“We easily purchased a handgun at a Virginia gun show, without undergoing a background check,” said Ebbin and Hope in a written statement. “In the interest of community safety, it's not too much to ask for responsible gun purchasers to undergo a background check to screen for criminal history or history of serious mental illness.”

The lawmakers unveiled their legislation during a press conference at the Capitol Tuesday. Hope displayed a High Standard Sentinel revolver he purchased for $175. Ebbin produced a 30-round magazine he bought for $20. The show-and-tell effort was aimed at providing props in the ongoing effort to crack down on gun safety in the wake of a recent school shooting in Connecticut, where a gunman killed 20 children and seven adults.

“Buying a 30-round magazine should not be as easy as buying a candy bar,” said Ebbin.

Here They Come

Are authorities coming to take your guns away? If you are dangerous, the answer may be yes.

Del. Rob Krupicka (D-45) has introduced legislation that would provide law-enforcement officials with new authority to quickly remove guns from people who pose an imminent threat to themselves or others. House Bill 2263 creates a requirement for health officials to report individuals who have made threats of violence to others or themselves. It also authorizes police to temporarily seize guns from individuals who are under investigation.

“It doesn't take guns away indefinitely. There's a due process that allows people to get their guns back,” said Krupicka. “Gun advocates who want to protect their own access to guns are going to have a hard time arguing that people with mental illness should keep their guns.”

Raises for Teachers?

State Sen. George Barker (D-39) hopes that his Senate colleagues will agree to a 3 percent raise in teachers' salaries this year. Barker said increasing teacher salaries will help close achievement gaps in Virginia. As a result, he has introduced the effort as a budget amendment, which will be considered toward the end of the session.

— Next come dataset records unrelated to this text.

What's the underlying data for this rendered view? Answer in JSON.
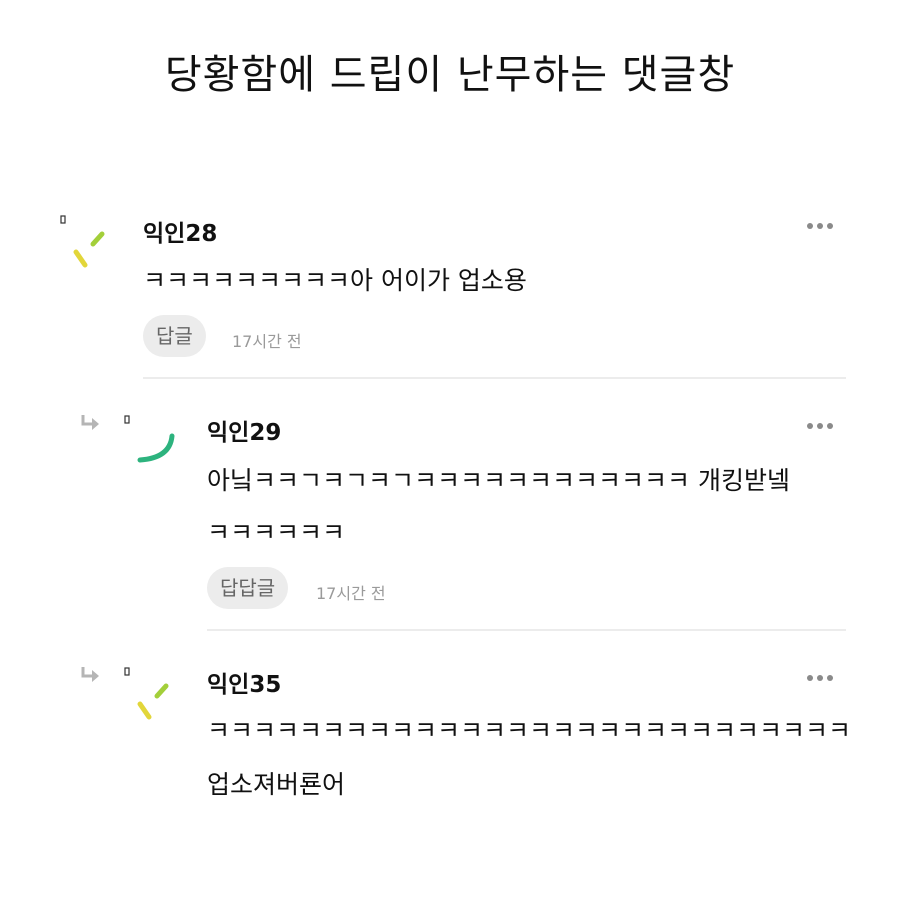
{
  "title": "당황함에 드립이 난무하는 댓글창",
  "comments": [
    {
      "author": "익인28",
      "lines": [
        "ㅋㅋㅋㅋㅋㅋㅋㅋㅋ아 어이가 업소용"
      ],
      "reply_label": "답글",
      "time": "17시간 전",
      "avatar_colors": [
        "#a3cf3a",
        "#e2d63a"
      ],
      "is_reply": false
    },
    {
      "author": "익인29",
      "lines": [
        "아닠ㅋㅋㄱㅋㄱㅋㄱㅋㅋㅋㅋㅋㅋㅋㅋㅋㅋㅋㅋ 개킹받넼",
        "ㅋㅋㅋㅋㅋㅋ"
      ],
      "reply_label": "답답글",
      "time": "17시간 전",
      "avatar_colors": [
        "#2db37e"
      ],
      "is_reply": true
    },
    {
      "author": "익인35",
      "lines": [
        "ㅋㅋㅋㅋㅋㅋㅋㅋㅋㅋㅋㅋㅋㅋㅋㅋㅋㅋㅋㅋㅋㅋㅋㅋㅋㅋㅋㅋ",
        "업소져버룐어"
      ],
      "avatar_colors": [
        "#a3cf3a",
        "#e2d63a"
      ],
      "is_reply": true
    }
  ],
  "colors": {
    "reply_bg": "#ececec",
    "divider": "#ececec",
    "reply_arrow": "#b5b5b5"
  }
}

“We'd like to go higher than that,” said Barker in a written statement. “But we want to operate within the budget constraints that we have.”

Birth Control Wars

Last year, Del. Charniele Herring (D-46) made so many appearances on MSNBC, some were joking that she would eventually have her own show. That hasn't happened yet, but Herring's newfound status as a party leader helped her snag the role of chairwoman of the Democratic Party of Virginia. Now Herring finds herself at the vanguard of efforts to oppose Republican efforts on social issues - especially efforts by Attorney General Ken Cuccinelli and Del. Bob Marshall (R-13) to limit availability of birth control.

“Virginia families need a governor who brings a mainstream approach to growing jobs and the economy,” Herring said in a written statement this week, “not the extreme Cuccinelli-Marshall agenda to inject government between a woman and her doctor.”

Herring's comments came after Cuccinelli suggested opponents of a federal mandate to offer birth control coverage should “go to jail” rather than follow the law.